▶ **Work instruction**
When the word "title" shows up in a line of the records below, copy that line.

Stored entries
▼

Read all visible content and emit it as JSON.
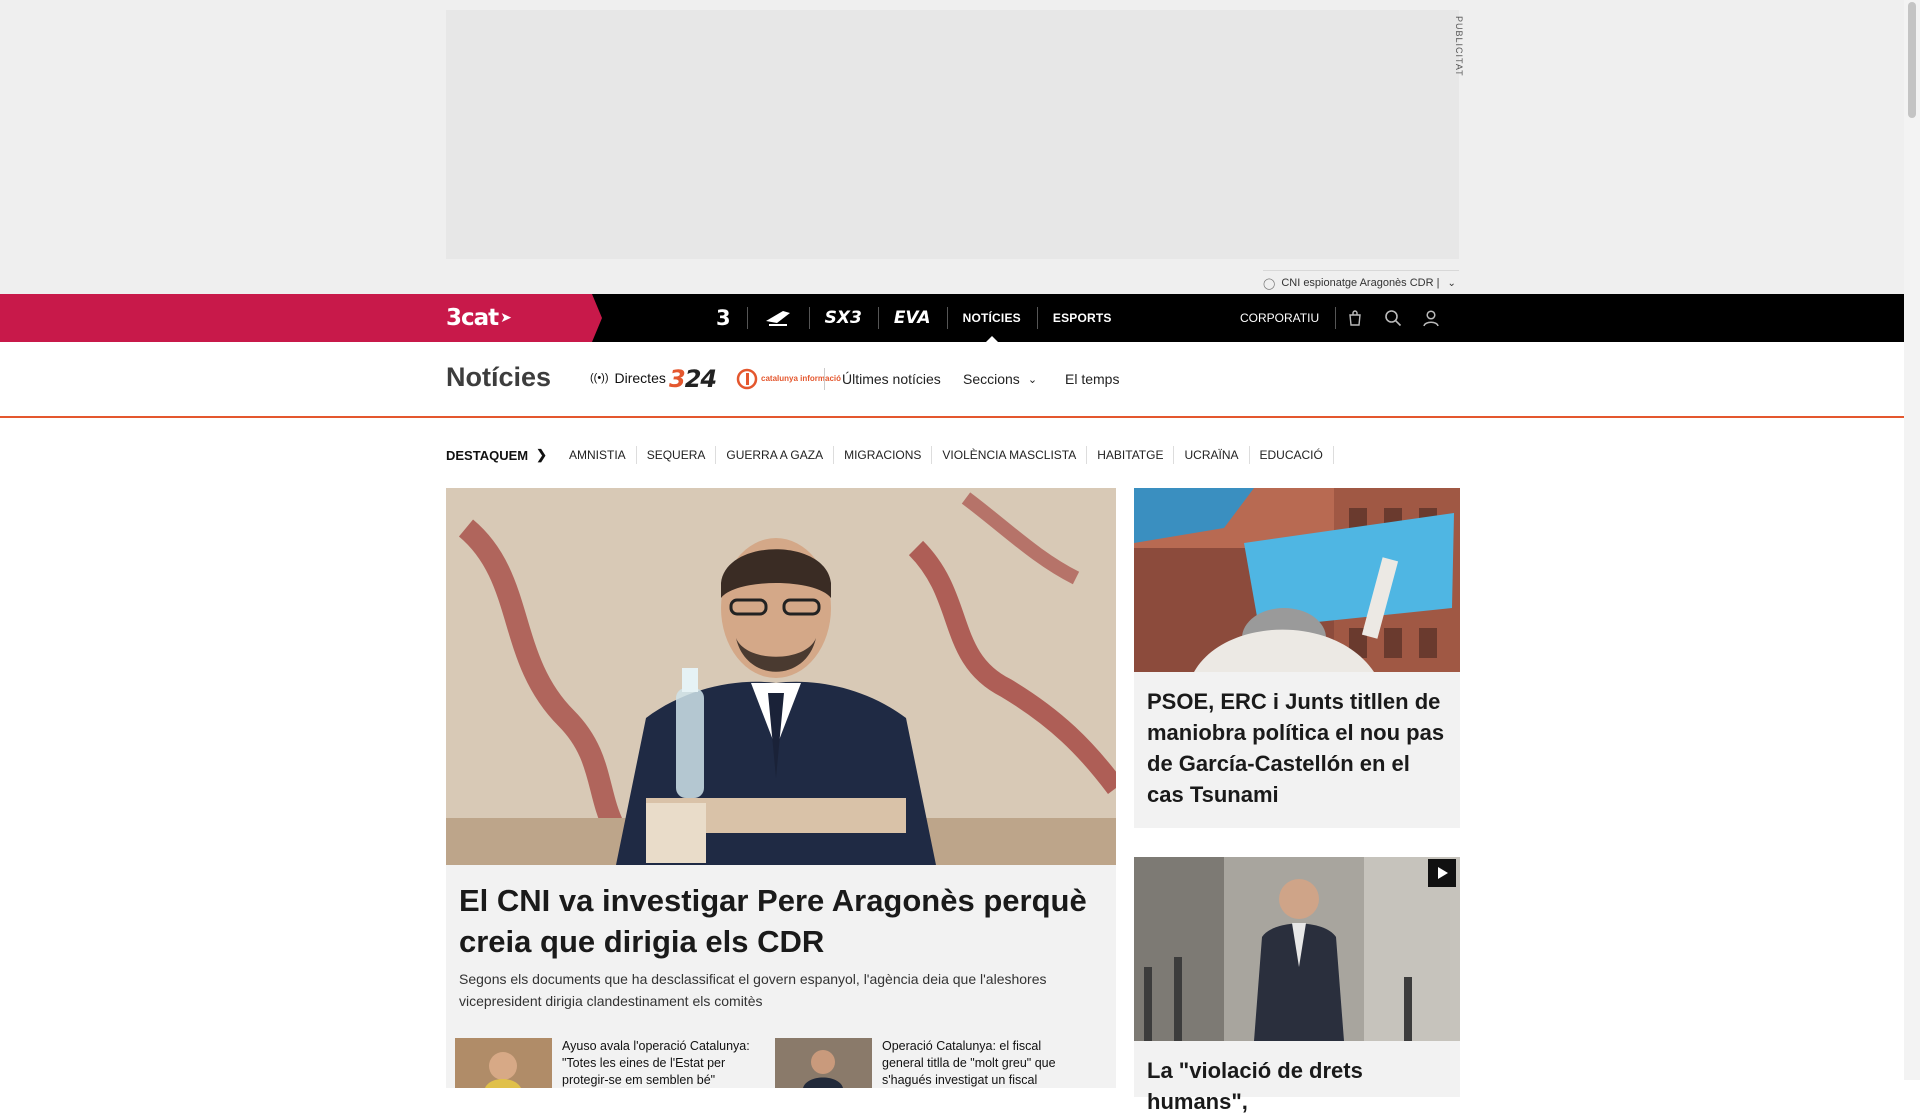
{
  "ad": {
    "label": "PUBLICITAT"
  },
  "trending": {
    "text": "CNI espionatge Aragonès CDR |"
  },
  "topnav": {
    "logo": "3cat",
    "channels": [
      {
        "label": "3",
        "icon": "tv3-logo"
      },
      {
        "label": "Cat ràdio",
        "icon": "catradio-logo"
      },
      {
        "label": "SX3",
        "icon": "sx3-logo"
      },
      {
        "label": "EVA",
        "icon": "eva-logo"
      },
      {
        "label": "NOTÍCIES",
        "active": true
      },
      {
        "label": "ESPORTS"
      }
    ],
    "corporatiu": "CORPORATIU",
    "icons": [
      "shopping-bag-icon",
      "search-icon",
      "user-icon"
    ]
  },
  "section": {
    "title": "Notícies",
    "directes": "Directes",
    "logo_324": "324",
    "logo_ci": "catalunya informació",
    "nav": {
      "ultimes": "Últimes notícies",
      "seccions": "Seccions",
      "temps": "El temps"
    }
  },
  "topics": {
    "label": "DESTAQUEM",
    "items": [
      "AMNISTIA",
      "SEQUERA",
      "GUERRA A GAZA",
      "MIGRACIONS",
      "VIOLÈNCIA MASCLISTA",
      "HABITATGE",
      "UCRAÏNA",
      "EDUCACIÓ"
    ]
  },
  "main": {
    "title": "El CNI va investigar Pere Aragonès perquè creia que dirigia els CDR",
    "summary": "Segons els documents que ha desclassificat el govern espanyol, l'agència deia que l'aleshores vicepresident dirigia clandestinament els comitès",
    "related": [
      {
        "text": "Ayuso avala l'operació Catalunya: \"Totes les eines de l'Estat per protegir-se em semblen bé\""
      },
      {
        "text": "Operació Catalunya: el fiscal general titlla de \"molt greu\" que s'hagués investigat un fiscal"
      }
    ]
  },
  "side": [
    {
      "title": "PSOE, ERC i Junts titllen de maniobra política el nou pas de García-Castellón en el cas Tsunami"
    },
    {
      "title": "La \"violació de drets humans\","
    }
  ],
  "colors": {
    "brand_pink": "#c8194a",
    "accent_orange": "#e4572e",
    "nav_black": "#000000"
  }
}
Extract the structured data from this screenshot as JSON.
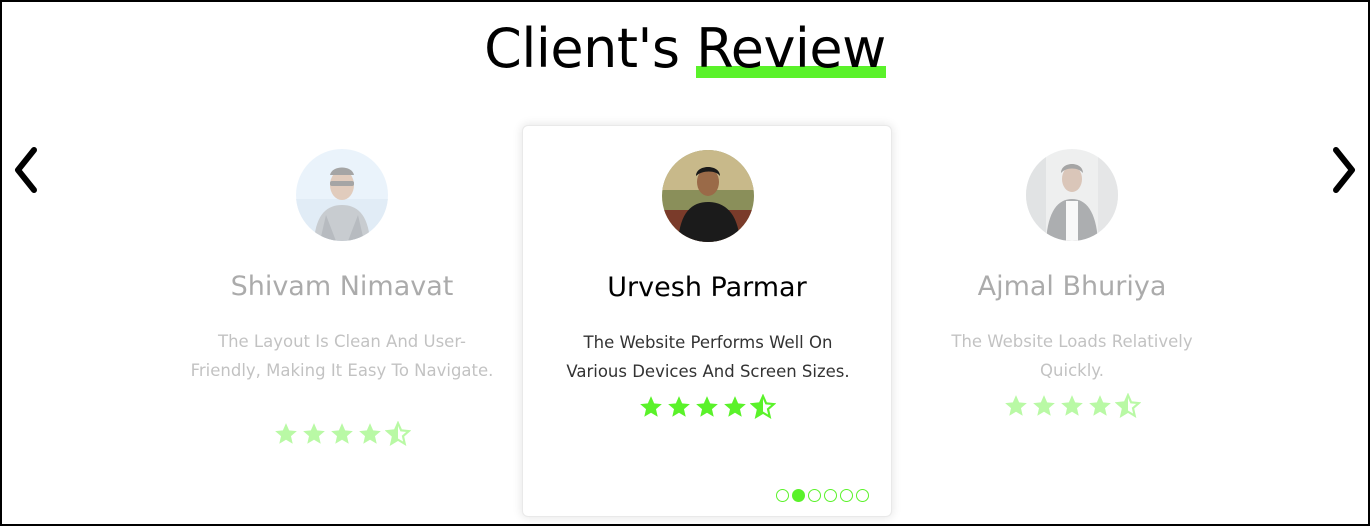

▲

▶ **Output for this task**
    "title": "Notícies",
    "title": "El CNI va investigar Pere Aragonès perquè creia que dirigia els CDR",
      "title": "PSOE, ERC i Junts titllen de maniobra política el nou pas de García-Castellón en el cas Tsunami"
      "title": "La \"violació de drets humans\","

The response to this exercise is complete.